fostering the humanistic practice of medicine publishing personal accounts of illness and healing encouraging health care advocacy

Search
Close this search box.

fostering the humanistic practice of medicine publishing personal accounts of illness and healing encouraging health care advocacy

Search
Close this search box.
  1. Home
  2. /
  3. international health
  4. /
  5. Page 2

Tag: international health

My little ray of hope Jaffery

A Little Ray of Hope

Tara Jaffery

About the artist: 

Tara Jaffery is an internist working in Shifa International Hospital in Islamabad, Pakistan. She was a FAIMER (Foundation for Advancement of International Medical Education and Research) fellow at the time she took this photograph in late 2005, when northern

Read More »
Famino - Baudino

Famine

 

Frank Baudino

About the artist: 

Frank Baudino has worked for more than three decades in family medicine, both as a primary-care clinician and as a teacher. “I am an avid believer in volunteerism, and the volunteer experience which affected me most profoundly was my six-month mission in Sudan with Doctors Without Borders. Photography is another of my passions, and I strive to

Read More »
Young Warrior - Kern

Young Warrior

Tyler Kern

About the artist: 

Tyler Kern is a third-year medical student at UCLA School of Medicine. “In my free time, I enjoy nature and wildlife photography.”

About the artwork:

“I took this photograph in Tanzania, East Africa, while volunteering at a

Read More »

Shattered

Kristina X. Duan

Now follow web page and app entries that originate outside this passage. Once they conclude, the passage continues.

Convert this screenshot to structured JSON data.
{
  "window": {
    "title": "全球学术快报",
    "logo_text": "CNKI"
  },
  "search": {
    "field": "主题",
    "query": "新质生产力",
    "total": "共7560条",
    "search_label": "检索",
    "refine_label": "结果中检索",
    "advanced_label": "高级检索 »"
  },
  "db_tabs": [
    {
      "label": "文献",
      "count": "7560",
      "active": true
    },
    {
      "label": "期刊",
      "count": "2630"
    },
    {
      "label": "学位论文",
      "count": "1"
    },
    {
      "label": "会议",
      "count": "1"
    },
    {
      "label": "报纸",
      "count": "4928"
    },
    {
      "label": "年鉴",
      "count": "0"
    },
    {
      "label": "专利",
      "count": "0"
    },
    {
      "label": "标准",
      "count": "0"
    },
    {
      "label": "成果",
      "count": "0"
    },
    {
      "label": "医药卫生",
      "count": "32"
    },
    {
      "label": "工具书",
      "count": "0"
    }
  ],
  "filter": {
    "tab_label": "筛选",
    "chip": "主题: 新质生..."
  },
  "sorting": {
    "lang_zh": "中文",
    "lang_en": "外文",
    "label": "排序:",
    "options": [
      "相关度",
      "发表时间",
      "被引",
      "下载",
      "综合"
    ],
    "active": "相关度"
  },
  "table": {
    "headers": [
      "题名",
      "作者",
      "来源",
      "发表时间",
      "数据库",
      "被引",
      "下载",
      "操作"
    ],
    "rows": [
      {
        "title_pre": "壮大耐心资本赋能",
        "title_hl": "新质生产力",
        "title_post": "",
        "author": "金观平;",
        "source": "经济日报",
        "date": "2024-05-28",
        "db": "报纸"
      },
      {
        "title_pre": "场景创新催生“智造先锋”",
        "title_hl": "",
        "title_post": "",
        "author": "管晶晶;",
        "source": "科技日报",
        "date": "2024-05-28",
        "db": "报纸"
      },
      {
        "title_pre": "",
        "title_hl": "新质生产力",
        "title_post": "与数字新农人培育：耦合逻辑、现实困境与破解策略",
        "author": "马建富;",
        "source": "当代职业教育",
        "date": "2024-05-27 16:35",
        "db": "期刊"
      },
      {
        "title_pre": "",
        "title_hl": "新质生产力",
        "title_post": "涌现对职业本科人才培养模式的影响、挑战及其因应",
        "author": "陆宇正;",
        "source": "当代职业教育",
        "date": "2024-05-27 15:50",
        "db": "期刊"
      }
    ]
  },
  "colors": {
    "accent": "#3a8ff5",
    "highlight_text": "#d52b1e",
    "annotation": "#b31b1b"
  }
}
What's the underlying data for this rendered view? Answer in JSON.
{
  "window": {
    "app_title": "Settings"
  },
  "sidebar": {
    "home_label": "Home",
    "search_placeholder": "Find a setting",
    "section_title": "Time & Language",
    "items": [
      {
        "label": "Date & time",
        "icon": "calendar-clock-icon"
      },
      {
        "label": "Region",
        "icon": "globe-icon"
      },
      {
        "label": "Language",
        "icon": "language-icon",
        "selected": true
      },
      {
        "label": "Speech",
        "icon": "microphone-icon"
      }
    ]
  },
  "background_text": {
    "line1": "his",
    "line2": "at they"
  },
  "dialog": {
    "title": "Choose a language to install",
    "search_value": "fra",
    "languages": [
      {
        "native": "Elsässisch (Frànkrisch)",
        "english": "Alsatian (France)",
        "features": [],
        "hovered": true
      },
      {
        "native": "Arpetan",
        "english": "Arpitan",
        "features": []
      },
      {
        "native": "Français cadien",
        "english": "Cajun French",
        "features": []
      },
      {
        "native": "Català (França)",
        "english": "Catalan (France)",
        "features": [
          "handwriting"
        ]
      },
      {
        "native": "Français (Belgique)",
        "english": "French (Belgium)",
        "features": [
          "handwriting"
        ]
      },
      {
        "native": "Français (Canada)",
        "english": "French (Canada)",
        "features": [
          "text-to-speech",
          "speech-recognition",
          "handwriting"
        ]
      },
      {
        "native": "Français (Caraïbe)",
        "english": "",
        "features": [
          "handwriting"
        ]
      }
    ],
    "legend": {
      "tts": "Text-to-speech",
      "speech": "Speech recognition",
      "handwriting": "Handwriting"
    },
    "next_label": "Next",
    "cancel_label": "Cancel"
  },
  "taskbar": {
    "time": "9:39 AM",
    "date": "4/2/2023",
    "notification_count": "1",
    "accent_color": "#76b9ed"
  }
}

It was a Monday morning in Chengdu, the capital city of China’s Sichuan province. I was a premedical student who had traveled here from the U.S. to do a six-week summer term abroad at People’s Hospital, one of Chengdu’s largest cancer centers.

As the child of Chinese-born parents, I’d always felt a special fascination for my parents’ strange, captivating homeland. In college, I seized the first opportunity to pursue medical studies in

Read More »

A Reason to Stay

Ashish Massey

“Aren’t those decorations looking nice?” asks a soft voice beside me.

Startled, I turn to find a young woman wearing a red-and-white sari. Her head and face are swathed in the folds of the sari, leaving only the large red bindi on her forehead clearly visible.

We’re sitting on a grassy tuft amid a large campus green. All about us stand buildings with signs in both Hindi and English. Atop the

Read More »

An Orphan’s Tale

Peter Ferrarone

At the outset, I confess that I have no experience in the medical field. I’m not a doctor or a nurse; I’m a recent college graduate, a writer and someone who’s interested in the world. And, all last summer, I was a volunteer in Uganda. 

I’d met a Ugandan priest who was visiting the States on a

Read More »

A Passage in India

Justin Sanders

“It’s cooler this morning,” I said to Seema, as we left the hospital grounds en route to our home visits.

It was a bright and bustling morning in Trivandrum, the capital of India’s southwesternmost state, Kerala. A third-year resident in family medicine, I had come here to work with the staff of an Indian nonprofit devoted to advancing palliative care services across India. Seema was a young, newly qualified junior doctor who had

Read More »

Shujinwa Byoki Des

Lucy Moore

I don’t speak Japanese, but I can say “Shujinwa byoki des” (my husband is sick). 

After spending a month in Bali studying art, sweating profusely and slapping mosquitoes, we were heading home to New Mexico, with a stop in Hiroshima on the way. Our first morning there, my husband, Roberto, woke with a fever of 103 and a full body rash. 

The hotel had a thermometer, but no doctor. As Roberto’s fever neared

Read More »

Making Headlines

Reeta Mani

“Did he die of swine flu?” demanded a scrawny man wearing a blue shirt and green surgical mask. He was one of a throng of news reporters packing the lobby of a private hospital in the heart of Bangalore, my city.

It was early August 2009, and India had just recorded its first casualty from the novel

Read More »

A View From Nepal

Caroline Jones

The farmer wanted to know why his three-year-old son couldn’t walk or talk. 

I sat opposite him in a dark, cold classroom converted into an examination room for a four-day medical clinic last spring in the village of Lapa, high in the Himalayas. 

Wind whistled through the stone walls; rain pounded on the tin roof. The room’s single ceiling bulb kept flickering and dying; I had to use a camping headlamp to see

Read More »

First Patient

It was a quiet knock on my door that morning. So quiet, in fact, that I wondered if I was dreaming. Maybe if I went back to sleep it would go away.

Nope. There it was again: soft but persistent. This time I knew that it really was a knock, and it really was on the front door of my one-room cabin. What I didn’t know was that I’d be hearing that knock for the

Read More »
Scroll to Top